“Domestic abuse is not always physical, it can be verbal abuse and intimidation and verbal arguments,” she said.
“We also see it between same sex couples as well as dealing with male victims.”
Detective Sergeant Tracy Martinex said: “Sometimes it is more subtle than an obviously violent relationship.
“It can be mental abuse with a lot of control, like not letting the woman have family or friends, interaction with other people and hobbies.
“This still affects people's lives, it takes their confidence away and gives them low self-esteem.”
Det-con Darrington added that physical violence could begin after mental abuse and that there was an increased risk of violence beginning or intensifying when female victims became pregnant, especially in 16-25-year-olds.
She explained this was because the abuser, having eliminated people out of the victim's life, could feel threatened by her interaction with health professionals,
Det Con Darrington said there were no boundaries to domestic violence, with some victims being in their 70s when they reported abuse.
She said the pattern could also run in families with sons and daughters becoming abusers or victims of abuse themselves.
“We aim to break the cycle of abuse,” she said. “We need to raise awareness and reach members of the community to highlight this very difficult and sensitive area and also to impart advice to anyone who might benefit from it.”
The awareness day, organised by Colchester Inter-Agency Domestic Violence Forum, saw more than 500 white ribbons handed out to people willing to show their support.
Det Con Darrington said: “A few victims who were survivors of domestic abuse came to talk to us and we had perpetrators approach us and said they used to be abusers and had done time for it.
“Some of them were a bit shy to start with but then they got talking more and they understood what we were trying to do.
“We also had people needing our advice.
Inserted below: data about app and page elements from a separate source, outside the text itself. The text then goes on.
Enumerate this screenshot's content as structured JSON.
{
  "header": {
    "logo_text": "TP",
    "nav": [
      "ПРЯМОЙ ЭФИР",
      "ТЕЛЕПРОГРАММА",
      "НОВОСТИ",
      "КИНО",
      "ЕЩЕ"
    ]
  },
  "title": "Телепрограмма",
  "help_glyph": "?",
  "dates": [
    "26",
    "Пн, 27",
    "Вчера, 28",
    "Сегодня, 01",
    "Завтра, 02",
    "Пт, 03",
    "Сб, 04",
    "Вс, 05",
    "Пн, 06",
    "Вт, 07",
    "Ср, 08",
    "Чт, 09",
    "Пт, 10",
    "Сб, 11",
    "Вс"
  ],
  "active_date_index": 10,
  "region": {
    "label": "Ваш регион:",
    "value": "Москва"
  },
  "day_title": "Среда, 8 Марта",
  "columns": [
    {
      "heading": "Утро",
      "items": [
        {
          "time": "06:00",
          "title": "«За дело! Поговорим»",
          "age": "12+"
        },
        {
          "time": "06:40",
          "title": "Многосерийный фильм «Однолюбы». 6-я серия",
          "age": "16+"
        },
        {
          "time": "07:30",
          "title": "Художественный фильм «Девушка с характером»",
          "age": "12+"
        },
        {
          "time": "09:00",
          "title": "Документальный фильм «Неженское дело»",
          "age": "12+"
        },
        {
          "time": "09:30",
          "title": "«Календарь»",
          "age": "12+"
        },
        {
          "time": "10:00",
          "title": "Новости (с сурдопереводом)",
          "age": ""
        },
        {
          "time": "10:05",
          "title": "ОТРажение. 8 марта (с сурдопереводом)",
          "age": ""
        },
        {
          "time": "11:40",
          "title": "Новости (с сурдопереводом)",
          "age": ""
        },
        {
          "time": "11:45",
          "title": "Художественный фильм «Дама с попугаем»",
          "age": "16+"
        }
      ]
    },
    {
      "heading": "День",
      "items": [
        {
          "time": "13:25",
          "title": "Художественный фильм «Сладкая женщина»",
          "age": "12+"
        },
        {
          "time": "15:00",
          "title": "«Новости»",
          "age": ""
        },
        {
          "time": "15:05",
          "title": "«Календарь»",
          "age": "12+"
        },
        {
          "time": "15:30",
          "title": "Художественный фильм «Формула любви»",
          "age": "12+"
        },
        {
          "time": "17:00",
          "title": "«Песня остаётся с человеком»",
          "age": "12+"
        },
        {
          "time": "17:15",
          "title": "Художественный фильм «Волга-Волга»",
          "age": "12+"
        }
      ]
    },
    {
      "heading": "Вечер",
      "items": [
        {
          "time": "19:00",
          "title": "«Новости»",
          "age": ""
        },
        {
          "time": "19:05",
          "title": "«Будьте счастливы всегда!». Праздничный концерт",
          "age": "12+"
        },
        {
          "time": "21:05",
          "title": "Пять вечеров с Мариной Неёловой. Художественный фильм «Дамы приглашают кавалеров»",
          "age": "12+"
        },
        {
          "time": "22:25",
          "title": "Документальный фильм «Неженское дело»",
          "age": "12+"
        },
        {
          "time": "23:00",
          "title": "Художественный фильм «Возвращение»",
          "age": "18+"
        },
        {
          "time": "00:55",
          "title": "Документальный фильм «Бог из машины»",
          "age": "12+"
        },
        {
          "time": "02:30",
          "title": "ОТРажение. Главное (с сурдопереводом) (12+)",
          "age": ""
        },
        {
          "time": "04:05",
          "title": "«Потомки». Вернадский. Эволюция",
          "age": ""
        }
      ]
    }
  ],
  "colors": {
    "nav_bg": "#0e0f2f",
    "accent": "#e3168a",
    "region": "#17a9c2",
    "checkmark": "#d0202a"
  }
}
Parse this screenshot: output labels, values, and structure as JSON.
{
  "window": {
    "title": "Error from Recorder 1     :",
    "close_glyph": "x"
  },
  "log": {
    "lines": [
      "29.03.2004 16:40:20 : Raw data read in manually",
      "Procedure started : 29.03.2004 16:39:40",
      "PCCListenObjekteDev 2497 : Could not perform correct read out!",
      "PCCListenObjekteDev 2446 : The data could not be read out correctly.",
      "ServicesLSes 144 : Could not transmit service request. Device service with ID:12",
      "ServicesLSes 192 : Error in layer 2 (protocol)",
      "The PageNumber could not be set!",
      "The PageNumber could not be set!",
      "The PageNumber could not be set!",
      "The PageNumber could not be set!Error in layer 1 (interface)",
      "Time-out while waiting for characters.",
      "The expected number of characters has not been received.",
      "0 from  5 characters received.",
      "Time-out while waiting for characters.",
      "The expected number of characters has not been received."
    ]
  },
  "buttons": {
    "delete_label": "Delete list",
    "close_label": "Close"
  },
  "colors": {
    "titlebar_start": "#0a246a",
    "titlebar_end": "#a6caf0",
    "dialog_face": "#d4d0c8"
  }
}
It was a really positive day and well worth doing.”
Anyone needing help or advice about domestic abuse can call the Colchester Women's Refuge 24-hour helpline on 01206 500585.